During her Congressional testimony, Fed Chair Janet Yellen painted a fairly bright picture of the US economy, stressing a rebound in consumer spending, which should allow the central bank to gradually raise short-term interest rates over the next few years. Investors were heartened to hear that message and drove stocks higher, with the Dow closing at a new all-time high after Yellen’s first day of testimony. What could undo this rosy picture? There are a number of risks to the US and global markets that persist, though three rise to the top of the list. Their existence does not mean that long-term investors should change their game plans, but they are a reminder to guard against complacency and to always approach investing with caution.

Federal Reserve: In her testimony, Yellen said, “We are watching inflation very carefully” because it remains so low. Previously central bankers have attributed the recent slow down in prices to transitory factors, but Yellen acknowledged that because “inflation has been running under our two percent objective [core inflation dropped to 1.4 percent year over year in May], that there could be more going on.”

Translation: The Fed is not so sure what the heck is going on and that lack of clarity might put the central bank at risk for allowing rates to stay too low for too long, which in turn might foster asset bubbles. As we know from the past decade, bubbles have a nasty way of popping.

Conversely, if the Fed, as well as the Bank of England, the European Central Bank and the Bank of China all move away from ultra-loose monetary policy too quickly, the combined effect could cause a global slowdown/recession or at least a stock and bond market sell-off. For a taste of what that could feel like, check out the performance of the bond market over the past few weeks.

Bonds: Much has been written about how the bond market could spark a stock sell off, because if bond prices go down and yields rise, investors might finally bail out of stocks and instead choose to invest in the bond market. What could make the bond market sell off? The easiest answer is that if global central banks are no longer creating massive demand in the market, prices will drop. Of course if bond yields rise because the economy is firming, then both the stock and bond markets should be fine.

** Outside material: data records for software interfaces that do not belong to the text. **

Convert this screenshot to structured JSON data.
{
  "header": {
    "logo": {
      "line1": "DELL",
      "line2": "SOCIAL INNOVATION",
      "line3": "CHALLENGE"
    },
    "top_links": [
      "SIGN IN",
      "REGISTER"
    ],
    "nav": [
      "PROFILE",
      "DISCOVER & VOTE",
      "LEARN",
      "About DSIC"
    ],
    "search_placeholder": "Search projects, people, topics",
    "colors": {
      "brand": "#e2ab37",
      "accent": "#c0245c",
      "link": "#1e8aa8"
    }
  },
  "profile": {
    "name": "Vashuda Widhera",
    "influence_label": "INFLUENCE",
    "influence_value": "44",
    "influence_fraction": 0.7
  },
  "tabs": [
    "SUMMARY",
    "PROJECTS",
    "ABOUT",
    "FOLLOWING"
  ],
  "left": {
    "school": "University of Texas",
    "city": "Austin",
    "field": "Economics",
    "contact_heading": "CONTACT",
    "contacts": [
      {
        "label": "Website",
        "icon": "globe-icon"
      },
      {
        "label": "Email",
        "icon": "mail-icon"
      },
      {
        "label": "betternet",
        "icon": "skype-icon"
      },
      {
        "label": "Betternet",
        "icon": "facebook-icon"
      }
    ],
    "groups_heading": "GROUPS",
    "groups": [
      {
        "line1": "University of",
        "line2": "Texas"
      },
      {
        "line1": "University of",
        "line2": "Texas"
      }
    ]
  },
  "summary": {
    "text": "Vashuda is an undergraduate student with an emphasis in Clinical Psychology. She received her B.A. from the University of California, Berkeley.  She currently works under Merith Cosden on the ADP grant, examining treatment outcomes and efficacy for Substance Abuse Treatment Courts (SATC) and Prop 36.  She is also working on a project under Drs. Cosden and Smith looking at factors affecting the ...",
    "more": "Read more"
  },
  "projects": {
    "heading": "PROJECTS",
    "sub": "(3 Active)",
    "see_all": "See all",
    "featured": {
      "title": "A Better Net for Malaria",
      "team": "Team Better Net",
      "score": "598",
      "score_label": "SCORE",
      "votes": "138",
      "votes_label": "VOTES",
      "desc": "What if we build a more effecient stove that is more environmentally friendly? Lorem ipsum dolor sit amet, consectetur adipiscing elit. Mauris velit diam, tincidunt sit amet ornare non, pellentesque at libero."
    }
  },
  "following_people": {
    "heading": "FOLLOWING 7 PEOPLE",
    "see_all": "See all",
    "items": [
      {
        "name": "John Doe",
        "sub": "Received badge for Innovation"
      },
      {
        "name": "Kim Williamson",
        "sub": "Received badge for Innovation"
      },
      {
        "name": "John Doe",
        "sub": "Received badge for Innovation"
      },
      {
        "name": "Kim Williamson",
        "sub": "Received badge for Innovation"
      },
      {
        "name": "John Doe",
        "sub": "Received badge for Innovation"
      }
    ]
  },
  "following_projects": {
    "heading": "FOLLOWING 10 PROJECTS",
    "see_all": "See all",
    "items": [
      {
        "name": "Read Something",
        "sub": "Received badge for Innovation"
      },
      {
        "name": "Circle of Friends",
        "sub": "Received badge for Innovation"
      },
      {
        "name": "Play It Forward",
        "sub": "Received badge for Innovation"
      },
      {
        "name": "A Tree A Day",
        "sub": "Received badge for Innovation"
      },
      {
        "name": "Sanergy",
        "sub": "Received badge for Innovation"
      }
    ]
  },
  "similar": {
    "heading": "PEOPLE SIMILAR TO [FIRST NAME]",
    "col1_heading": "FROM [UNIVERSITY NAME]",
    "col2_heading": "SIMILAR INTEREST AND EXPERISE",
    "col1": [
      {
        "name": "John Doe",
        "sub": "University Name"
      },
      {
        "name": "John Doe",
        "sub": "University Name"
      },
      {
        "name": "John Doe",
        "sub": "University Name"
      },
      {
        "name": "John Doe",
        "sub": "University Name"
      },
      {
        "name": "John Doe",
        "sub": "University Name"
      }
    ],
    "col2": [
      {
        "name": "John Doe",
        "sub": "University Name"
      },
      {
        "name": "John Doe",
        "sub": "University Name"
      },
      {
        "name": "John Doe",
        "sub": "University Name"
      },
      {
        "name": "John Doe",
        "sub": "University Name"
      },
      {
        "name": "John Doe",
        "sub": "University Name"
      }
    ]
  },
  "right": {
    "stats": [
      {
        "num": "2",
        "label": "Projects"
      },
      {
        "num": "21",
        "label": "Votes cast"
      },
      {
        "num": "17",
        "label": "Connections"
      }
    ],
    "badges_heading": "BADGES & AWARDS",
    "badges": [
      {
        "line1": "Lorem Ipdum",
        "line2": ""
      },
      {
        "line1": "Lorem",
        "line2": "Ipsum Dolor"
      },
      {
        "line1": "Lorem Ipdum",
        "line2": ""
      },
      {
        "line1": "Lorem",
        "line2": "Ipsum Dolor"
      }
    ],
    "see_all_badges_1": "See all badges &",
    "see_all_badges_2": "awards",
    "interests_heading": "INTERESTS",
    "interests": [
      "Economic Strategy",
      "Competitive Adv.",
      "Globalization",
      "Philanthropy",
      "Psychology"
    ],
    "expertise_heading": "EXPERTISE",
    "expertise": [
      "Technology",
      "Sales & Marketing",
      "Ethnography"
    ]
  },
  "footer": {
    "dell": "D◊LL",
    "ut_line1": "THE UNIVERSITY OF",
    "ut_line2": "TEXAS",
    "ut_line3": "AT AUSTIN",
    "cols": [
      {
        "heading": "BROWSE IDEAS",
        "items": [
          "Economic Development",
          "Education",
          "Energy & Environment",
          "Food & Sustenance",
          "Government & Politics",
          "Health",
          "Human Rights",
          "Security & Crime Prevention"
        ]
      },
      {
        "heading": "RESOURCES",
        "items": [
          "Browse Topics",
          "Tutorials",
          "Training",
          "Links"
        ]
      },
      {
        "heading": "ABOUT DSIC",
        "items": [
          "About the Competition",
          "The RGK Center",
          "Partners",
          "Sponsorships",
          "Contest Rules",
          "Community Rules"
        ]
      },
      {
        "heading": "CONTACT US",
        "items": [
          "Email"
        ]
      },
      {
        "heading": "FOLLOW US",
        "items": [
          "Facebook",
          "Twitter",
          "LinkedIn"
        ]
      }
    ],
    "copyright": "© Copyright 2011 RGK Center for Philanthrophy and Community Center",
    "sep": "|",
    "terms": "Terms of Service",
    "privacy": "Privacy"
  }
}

Political Upheaval: Although politics has not impacted markets yet, a ratcheting up of anxiety and uncertainty might very well negatively impact them. That goes for the US, Great Britain and its Brexit negotiations with the European Union, as well as unforeseen events in the rest of the world (remember Greece?).